▶ **Task objective**
Note each line of the listing that contains the string "handle", and copy it.

▶ **Data shown**
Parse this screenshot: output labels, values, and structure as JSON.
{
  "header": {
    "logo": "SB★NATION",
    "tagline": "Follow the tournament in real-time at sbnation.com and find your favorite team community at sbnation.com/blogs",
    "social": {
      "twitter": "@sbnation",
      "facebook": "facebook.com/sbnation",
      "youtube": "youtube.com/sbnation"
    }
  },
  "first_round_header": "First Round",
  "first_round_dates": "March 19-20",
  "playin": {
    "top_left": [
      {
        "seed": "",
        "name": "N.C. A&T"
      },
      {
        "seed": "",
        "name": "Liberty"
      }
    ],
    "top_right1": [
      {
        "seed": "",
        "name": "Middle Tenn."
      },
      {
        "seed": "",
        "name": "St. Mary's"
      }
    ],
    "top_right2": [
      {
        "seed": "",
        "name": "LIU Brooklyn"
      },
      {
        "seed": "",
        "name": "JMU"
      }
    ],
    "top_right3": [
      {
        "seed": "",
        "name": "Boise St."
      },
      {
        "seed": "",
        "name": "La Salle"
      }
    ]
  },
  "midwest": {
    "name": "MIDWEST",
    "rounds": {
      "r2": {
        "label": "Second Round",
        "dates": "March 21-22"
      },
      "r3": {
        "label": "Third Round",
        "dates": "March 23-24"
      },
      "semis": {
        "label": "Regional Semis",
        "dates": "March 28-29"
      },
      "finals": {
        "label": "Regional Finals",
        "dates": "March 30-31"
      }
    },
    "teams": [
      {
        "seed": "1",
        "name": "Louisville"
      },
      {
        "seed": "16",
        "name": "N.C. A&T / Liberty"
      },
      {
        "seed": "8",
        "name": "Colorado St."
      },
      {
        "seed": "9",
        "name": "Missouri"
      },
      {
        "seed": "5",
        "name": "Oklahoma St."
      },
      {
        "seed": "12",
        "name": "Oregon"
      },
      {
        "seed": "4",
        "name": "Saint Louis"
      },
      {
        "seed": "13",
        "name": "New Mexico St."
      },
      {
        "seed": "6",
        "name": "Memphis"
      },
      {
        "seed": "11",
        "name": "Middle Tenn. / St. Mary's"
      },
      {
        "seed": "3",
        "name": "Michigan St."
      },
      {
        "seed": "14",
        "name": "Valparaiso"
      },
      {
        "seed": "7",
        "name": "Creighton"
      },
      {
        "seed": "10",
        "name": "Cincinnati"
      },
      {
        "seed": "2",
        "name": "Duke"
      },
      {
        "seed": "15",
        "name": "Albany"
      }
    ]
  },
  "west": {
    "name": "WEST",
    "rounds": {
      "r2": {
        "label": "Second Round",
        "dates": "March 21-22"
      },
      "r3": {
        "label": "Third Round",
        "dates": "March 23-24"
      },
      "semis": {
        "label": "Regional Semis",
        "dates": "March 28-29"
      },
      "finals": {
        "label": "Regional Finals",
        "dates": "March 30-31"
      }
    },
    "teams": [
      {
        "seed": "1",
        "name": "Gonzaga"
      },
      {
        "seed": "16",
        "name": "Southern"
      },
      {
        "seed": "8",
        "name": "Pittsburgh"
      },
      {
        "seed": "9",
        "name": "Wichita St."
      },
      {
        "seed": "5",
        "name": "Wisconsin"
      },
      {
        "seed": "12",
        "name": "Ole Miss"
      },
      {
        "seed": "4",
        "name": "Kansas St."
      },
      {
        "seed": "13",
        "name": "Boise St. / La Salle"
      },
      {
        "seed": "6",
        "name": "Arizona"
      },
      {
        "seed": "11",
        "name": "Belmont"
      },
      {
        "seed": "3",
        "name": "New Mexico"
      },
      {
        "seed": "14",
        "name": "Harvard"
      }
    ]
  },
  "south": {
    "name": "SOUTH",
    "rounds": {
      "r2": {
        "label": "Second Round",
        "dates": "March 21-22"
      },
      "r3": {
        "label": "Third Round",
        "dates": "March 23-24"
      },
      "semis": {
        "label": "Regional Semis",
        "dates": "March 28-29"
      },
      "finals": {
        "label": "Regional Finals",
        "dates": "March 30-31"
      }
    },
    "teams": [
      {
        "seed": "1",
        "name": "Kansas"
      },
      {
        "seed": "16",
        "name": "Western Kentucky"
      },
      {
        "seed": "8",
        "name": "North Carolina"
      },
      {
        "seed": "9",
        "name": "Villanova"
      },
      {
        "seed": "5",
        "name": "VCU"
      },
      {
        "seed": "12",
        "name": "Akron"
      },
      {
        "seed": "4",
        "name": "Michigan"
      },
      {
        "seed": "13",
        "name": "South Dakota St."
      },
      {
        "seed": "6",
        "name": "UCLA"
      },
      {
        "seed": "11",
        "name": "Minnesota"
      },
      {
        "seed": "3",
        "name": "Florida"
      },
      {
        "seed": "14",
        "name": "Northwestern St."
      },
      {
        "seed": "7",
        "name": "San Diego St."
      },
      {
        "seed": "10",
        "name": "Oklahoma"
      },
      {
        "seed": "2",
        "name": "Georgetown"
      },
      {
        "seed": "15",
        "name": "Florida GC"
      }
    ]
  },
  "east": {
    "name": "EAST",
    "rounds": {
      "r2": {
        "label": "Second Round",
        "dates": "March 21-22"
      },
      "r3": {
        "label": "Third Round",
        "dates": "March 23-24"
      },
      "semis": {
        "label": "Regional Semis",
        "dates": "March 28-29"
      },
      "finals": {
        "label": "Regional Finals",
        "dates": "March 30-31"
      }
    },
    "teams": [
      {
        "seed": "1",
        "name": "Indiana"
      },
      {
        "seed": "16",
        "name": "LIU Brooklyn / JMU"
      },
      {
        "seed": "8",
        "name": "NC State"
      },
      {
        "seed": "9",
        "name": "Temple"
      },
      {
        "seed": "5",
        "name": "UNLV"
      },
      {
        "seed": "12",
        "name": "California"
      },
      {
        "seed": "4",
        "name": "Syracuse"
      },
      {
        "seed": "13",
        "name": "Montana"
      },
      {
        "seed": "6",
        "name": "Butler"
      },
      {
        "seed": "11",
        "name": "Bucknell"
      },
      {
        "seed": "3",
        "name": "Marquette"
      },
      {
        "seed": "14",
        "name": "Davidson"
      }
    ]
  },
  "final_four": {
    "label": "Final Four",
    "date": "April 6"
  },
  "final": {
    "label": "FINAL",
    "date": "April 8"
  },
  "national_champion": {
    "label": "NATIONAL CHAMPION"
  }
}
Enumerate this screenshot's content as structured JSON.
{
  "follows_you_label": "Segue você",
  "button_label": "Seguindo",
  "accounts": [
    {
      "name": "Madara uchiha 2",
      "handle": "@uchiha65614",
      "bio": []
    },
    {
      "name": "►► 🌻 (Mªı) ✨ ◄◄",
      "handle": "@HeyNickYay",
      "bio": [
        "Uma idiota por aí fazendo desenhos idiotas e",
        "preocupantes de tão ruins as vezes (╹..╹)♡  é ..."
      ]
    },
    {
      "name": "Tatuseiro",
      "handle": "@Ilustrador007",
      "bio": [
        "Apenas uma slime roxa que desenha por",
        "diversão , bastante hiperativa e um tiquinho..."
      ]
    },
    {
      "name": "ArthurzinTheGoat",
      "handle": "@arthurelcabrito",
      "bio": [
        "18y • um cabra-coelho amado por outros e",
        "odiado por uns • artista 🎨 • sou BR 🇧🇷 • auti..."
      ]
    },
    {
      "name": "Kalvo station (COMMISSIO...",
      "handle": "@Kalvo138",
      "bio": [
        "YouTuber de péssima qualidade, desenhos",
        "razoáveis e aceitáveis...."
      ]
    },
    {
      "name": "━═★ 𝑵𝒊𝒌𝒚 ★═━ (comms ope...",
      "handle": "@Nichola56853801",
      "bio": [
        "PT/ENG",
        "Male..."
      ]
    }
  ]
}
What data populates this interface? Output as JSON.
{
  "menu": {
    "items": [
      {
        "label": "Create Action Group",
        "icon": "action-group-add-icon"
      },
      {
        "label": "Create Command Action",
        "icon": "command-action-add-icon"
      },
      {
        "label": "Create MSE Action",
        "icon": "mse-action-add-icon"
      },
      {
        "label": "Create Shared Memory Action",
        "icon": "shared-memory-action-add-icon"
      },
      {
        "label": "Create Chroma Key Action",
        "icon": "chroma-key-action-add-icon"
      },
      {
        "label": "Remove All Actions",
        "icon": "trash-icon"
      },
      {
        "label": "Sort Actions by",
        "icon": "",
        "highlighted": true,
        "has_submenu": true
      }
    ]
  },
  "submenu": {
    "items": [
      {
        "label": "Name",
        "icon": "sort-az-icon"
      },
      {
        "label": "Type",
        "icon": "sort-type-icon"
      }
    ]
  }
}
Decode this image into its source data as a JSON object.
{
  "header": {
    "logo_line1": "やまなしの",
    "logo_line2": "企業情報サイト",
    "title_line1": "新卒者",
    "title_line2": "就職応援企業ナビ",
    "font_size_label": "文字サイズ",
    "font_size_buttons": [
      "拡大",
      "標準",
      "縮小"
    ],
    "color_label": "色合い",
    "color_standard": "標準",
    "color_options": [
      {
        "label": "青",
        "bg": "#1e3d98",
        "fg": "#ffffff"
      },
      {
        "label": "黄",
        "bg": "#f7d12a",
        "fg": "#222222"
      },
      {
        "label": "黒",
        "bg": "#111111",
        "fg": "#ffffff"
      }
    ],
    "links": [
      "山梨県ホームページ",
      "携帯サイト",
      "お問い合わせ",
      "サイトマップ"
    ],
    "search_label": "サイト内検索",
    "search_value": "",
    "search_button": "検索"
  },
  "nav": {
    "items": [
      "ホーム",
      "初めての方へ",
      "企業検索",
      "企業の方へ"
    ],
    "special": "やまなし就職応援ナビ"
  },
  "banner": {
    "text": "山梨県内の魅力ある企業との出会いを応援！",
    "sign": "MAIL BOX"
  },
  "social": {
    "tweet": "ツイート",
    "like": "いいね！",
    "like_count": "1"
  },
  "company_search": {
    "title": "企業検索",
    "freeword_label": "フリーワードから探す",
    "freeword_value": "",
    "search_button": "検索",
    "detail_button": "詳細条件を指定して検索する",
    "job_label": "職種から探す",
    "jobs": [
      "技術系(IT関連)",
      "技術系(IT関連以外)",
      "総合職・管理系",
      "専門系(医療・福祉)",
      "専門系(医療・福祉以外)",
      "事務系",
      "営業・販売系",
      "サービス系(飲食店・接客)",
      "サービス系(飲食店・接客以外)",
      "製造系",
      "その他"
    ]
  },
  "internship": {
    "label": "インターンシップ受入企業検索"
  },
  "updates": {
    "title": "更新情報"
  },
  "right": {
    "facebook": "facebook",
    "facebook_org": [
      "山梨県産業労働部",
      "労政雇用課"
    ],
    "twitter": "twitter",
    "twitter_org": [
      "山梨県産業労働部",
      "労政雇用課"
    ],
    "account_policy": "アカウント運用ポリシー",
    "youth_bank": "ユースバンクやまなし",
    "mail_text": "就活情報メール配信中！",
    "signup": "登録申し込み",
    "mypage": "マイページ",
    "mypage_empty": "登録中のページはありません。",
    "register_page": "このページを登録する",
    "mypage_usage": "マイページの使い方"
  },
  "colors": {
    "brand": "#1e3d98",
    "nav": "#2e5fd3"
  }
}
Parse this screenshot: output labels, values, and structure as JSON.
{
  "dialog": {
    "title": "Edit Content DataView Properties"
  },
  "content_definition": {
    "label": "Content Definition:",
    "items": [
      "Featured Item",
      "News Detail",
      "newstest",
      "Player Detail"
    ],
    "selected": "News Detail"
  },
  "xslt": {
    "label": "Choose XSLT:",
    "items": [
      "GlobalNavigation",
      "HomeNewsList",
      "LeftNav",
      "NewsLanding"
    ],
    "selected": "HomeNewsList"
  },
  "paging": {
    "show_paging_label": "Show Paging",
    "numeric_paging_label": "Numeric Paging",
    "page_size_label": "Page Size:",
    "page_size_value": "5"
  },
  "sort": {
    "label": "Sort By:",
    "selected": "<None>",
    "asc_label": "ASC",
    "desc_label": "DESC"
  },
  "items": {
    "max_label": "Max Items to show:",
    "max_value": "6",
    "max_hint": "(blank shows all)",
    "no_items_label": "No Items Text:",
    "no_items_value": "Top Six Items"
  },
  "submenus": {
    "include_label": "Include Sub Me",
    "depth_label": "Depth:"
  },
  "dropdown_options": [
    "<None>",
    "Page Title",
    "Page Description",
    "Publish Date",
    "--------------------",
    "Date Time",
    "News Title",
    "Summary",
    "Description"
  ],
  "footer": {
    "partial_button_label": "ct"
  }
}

▶ **Response below**
      "handle": "@uchiha65614",
      "handle": "@HeyNickYay",
      "handle": "@Ilustrador007",
      "handle": "@arthurelcabrito",
      "handle": "@Kalvo138",
      "handle": "@Nichola56853801",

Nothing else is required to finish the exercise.